EXERCISE.
A faithful copy of every entry, with the pictures removed, is what is needed here.

DATA SHOWN.
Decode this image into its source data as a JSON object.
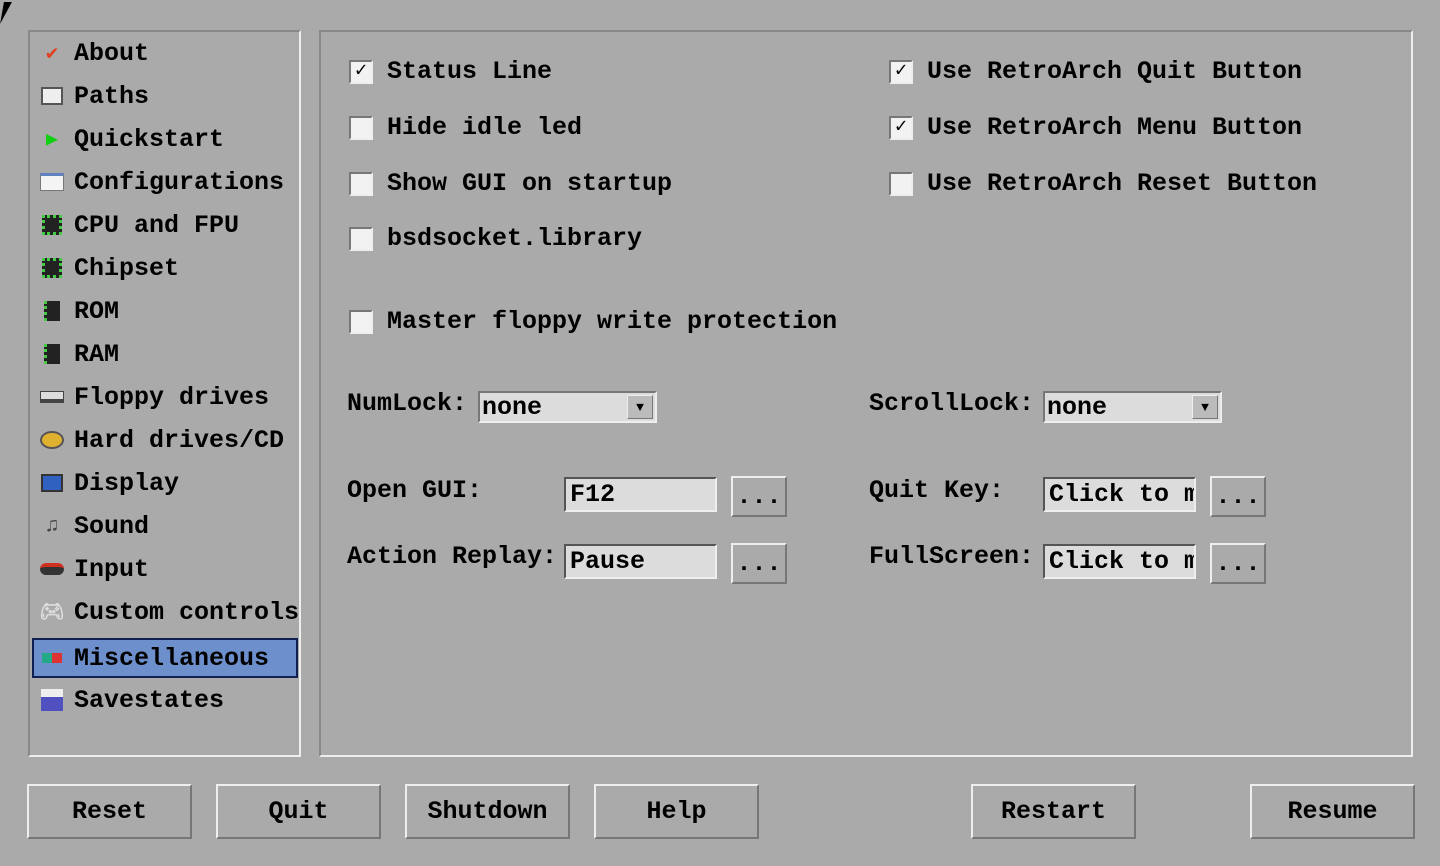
{
  "sidebar": {
    "items": [
      {
        "label": "About",
        "icon": "about-check-icon"
      },
      {
        "label": "Paths",
        "icon": "paths-icon"
      },
      {
        "label": "Quickstart",
        "icon": "play-icon"
      },
      {
        "label": "Configurations",
        "icon": "configurations-icon"
      },
      {
        "label": "CPU and FPU",
        "icon": "chip-icon"
      },
      {
        "label": "Chipset",
        "icon": "chip-icon"
      },
      {
        "label": "ROM",
        "icon": "rom-icon"
      },
      {
        "label": "RAM",
        "icon": "ram-icon"
      },
      {
        "label": "Floppy drives",
        "icon": "floppy-drive-icon"
      },
      {
        "label": "Hard drives/CD",
        "icon": "hard-drive-icon"
      },
      {
        "label": "Display",
        "icon": "display-icon"
      },
      {
        "label": "Sound",
        "icon": "sound-icon"
      },
      {
        "label": "Input",
        "icon": "joystick-icon"
      },
      {
        "label": "Custom controls",
        "icon": "gamepad-icon"
      },
      {
        "label": "Miscellaneous",
        "icon": "misc-icon",
        "selected": true
      },
      {
        "label": "Savestates",
        "icon": "save-icon"
      }
    ],
    "selected_color": "#6d8fcc"
  },
  "options": {
    "status_line": {
      "label": "Status Line",
      "checked": true
    },
    "hide_idle_led": {
      "label": "Hide idle led",
      "checked": false
    },
    "show_gui": {
      "label": "Show GUI on startup",
      "checked": false
    },
    "bsdsocket": {
      "label": "bsdsocket.library",
      "checked": false
    },
    "master_floppy": {
      "label": "Master floppy write protection",
      "checked": false
    },
    "ra_quit": {
      "label": "Use RetroArch Quit Button",
      "checked": true
    },
    "ra_menu": {
      "label": "Use RetroArch Menu Button",
      "checked": true
    },
    "ra_reset": {
      "label": "Use RetroArch Reset Button",
      "checked": false
    }
  },
  "check_glyph": "✓",
  "leds": {
    "numlock_label": "NumLock:",
    "numlock_value": "none",
    "scrolllock_label": "ScrollLock:",
    "scrolllock_value": "none"
  },
  "keys": {
    "open_gui_label": "Open GUI:",
    "open_gui_value": "F12",
    "action_replay_label": "Action Replay:",
    "action_replay_value": "Pause",
    "quit_key_label": "Quit Key:",
    "quit_key_value": "Click to m",
    "fullscreen_label": "FullScreen:",
    "fullscreen_value": "Click to m",
    "browse": "..."
  },
  "buttons": {
    "reset": "Reset",
    "quit": "Quit",
    "shutdown": "Shutdown",
    "help": "Help",
    "restart": "Restart",
    "resume": "Resume"
  }
}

TASK ANSWER.
Decode this image into its source data as a JSON object.
{
  "sidebar": {
    "items": [
      {
        "label": "About",
        "icon": "about-check-icon"
      },
      {
        "label": "Paths",
        "icon": "paths-icon"
      },
      {
        "label": "Quickstart",
        "icon": "play-icon"
      },
      {
        "label": "Configurations",
        "icon": "configurations-icon"
      },
      {
        "label": "CPU and FPU",
        "icon": "chip-icon"
      },
      {
        "label": "Chipset",
        "icon": "chip-icon"
      },
      {
        "label": "ROM",
        "icon": "rom-icon"
      },
      {
        "label": "RAM",
        "icon": "ram-icon"
      },
      {
        "label": "Floppy drives",
        "icon": "floppy-drive-icon"
      },
      {
        "label": "Hard drives/CD",
        "icon": "hard-drive-icon"
      },
      {
        "label": "Display",
        "icon": "display-icon"
      },
      {
        "label": "Sound",
        "icon": "sound-icon"
      },
      {
        "label": "Input",
        "icon": "joystick-icon"
      },
      {
        "label": "Custom controls",
        "icon": "gamepad-icon"
      },
      {
        "label": "Miscellaneous",
        "icon": "misc-icon",
        "selected": true
      },
      {
        "label": "Savestates",
        "icon": "save-icon"
      }
    ],
    "selected_color": "#6d8fcc"
  },
  "options": {
    "status_line": {
      "label": "Status Line",
      "checked": true
    },
    "hide_idle_led": {
      "label": "Hide idle led",
      "checked": false
    },
    "show_gui": {
      "label": "Show GUI on startup",
      "checked": false
    },
    "bsdsocket": {
      "label": "bsdsocket.library",
      "checked": false
    },
    "master_floppy": {
      "label": "Master floppy write protection",
      "checked": false
    },
    "ra_quit": {
      "label": "Use RetroArch Quit Button",
      "checked": true
    },
    "ra_menu": {
      "label": "Use RetroArch Menu Button",
      "checked": true
    },
    "ra_reset": {
      "label": "Use RetroArch Reset Button",
      "checked": false
    }
  },
  "check_glyph": "✓",
  "leds": {
    "numlock_label": "NumLock:",
    "numlock_value": "none",
    "scrolllock_label": "ScrollLock:",
    "scrolllock_value": "none"
  },
  "keys": {
    "open_gui_label": "Open GUI:",
    "open_gui_value": "F12",
    "action_replay_label": "Action Replay:",
    "action_replay_value": "Pause",
    "quit_key_label": "Quit Key:",
    "quit_key_value": "Click to m",
    "fullscreen_label": "FullScreen:",
    "fullscreen_value": "Click to m",
    "browse": "..."
  },
  "buttons": {
    "reset": "Reset",
    "quit": "Quit",
    "shutdown": "Shutdown",
    "help": "Help",
    "restart": "Restart",
    "resume": "Resume"
  }
}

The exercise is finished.